• **TRY IT**: Where a line of the listing below includes the word "data", reproduce that line.

• **INPUT RECORDS**:
______________________________

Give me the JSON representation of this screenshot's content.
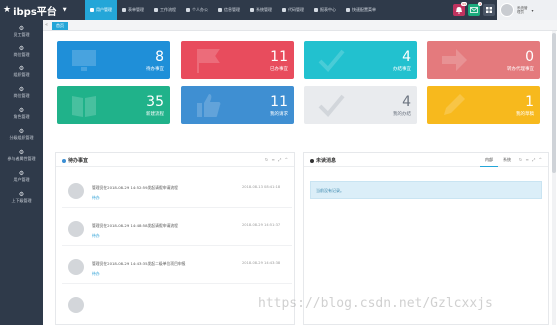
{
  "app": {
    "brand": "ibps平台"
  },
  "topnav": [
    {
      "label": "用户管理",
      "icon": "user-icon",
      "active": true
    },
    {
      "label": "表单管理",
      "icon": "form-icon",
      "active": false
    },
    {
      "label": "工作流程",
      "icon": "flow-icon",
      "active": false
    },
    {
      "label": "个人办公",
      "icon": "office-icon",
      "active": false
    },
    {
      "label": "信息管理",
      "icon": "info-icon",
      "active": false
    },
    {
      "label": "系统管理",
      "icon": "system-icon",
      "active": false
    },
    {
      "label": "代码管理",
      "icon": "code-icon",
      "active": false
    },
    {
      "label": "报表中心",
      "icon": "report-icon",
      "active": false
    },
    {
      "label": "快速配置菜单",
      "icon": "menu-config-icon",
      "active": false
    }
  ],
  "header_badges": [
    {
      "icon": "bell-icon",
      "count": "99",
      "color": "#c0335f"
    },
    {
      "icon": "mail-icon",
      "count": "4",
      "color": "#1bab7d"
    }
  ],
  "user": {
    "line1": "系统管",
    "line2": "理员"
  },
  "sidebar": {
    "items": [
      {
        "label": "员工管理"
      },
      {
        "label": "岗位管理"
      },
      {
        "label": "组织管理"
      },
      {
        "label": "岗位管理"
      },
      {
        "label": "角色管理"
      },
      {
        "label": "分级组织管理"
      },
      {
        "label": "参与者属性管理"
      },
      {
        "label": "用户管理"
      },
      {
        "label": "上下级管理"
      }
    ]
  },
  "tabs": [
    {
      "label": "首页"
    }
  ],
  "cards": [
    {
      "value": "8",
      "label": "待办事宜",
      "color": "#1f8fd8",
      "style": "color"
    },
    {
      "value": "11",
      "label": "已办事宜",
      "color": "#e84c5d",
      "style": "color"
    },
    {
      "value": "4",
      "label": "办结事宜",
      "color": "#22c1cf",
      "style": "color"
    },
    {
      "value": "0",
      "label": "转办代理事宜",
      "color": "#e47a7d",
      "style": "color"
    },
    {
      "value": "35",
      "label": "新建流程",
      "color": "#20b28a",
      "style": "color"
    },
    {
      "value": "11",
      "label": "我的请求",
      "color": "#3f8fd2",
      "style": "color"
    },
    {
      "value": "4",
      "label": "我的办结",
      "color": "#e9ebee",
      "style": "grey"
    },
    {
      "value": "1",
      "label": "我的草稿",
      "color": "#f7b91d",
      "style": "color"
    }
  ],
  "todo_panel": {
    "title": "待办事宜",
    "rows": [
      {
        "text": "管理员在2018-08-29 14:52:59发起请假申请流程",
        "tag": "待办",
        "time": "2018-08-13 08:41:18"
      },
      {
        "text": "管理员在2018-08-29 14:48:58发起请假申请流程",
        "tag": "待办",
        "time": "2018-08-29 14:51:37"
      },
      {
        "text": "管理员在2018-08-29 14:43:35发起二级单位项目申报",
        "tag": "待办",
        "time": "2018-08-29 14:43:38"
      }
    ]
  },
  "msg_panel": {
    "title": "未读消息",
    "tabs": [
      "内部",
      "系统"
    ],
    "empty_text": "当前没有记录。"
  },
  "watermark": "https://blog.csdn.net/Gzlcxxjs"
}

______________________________

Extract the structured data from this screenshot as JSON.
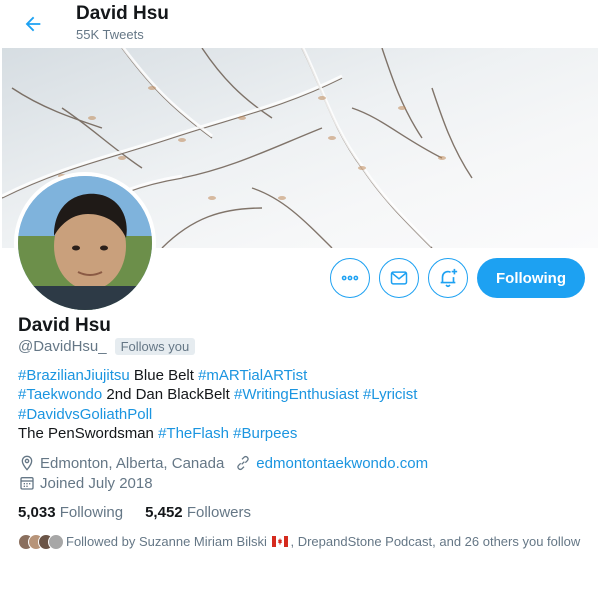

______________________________

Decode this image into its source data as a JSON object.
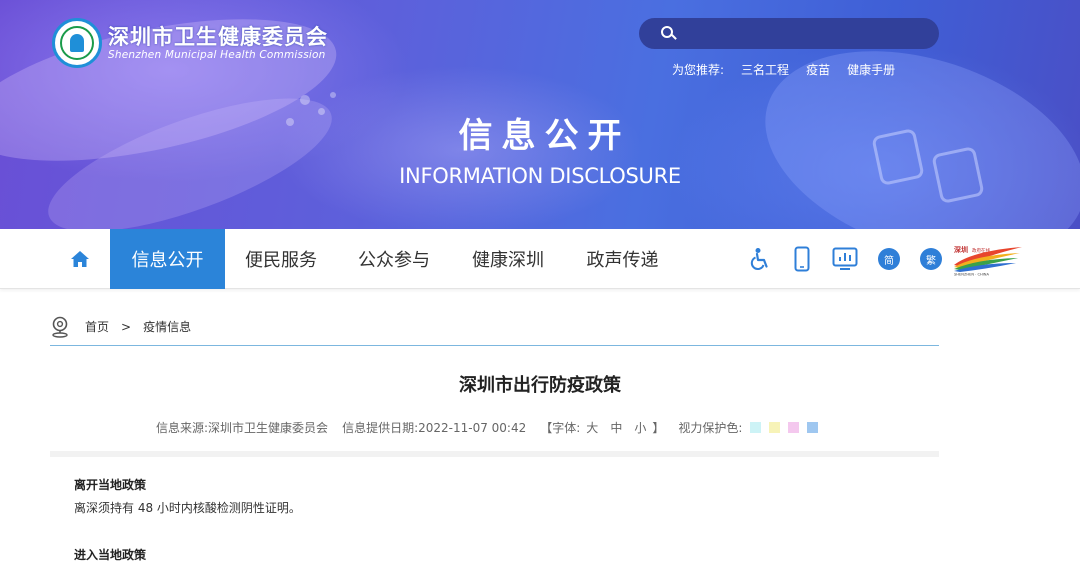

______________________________

• **EXERCISE RESPONSE**:
Extract the structured data from this screenshot as JSON.
Decode this image into its source data as a JSON object.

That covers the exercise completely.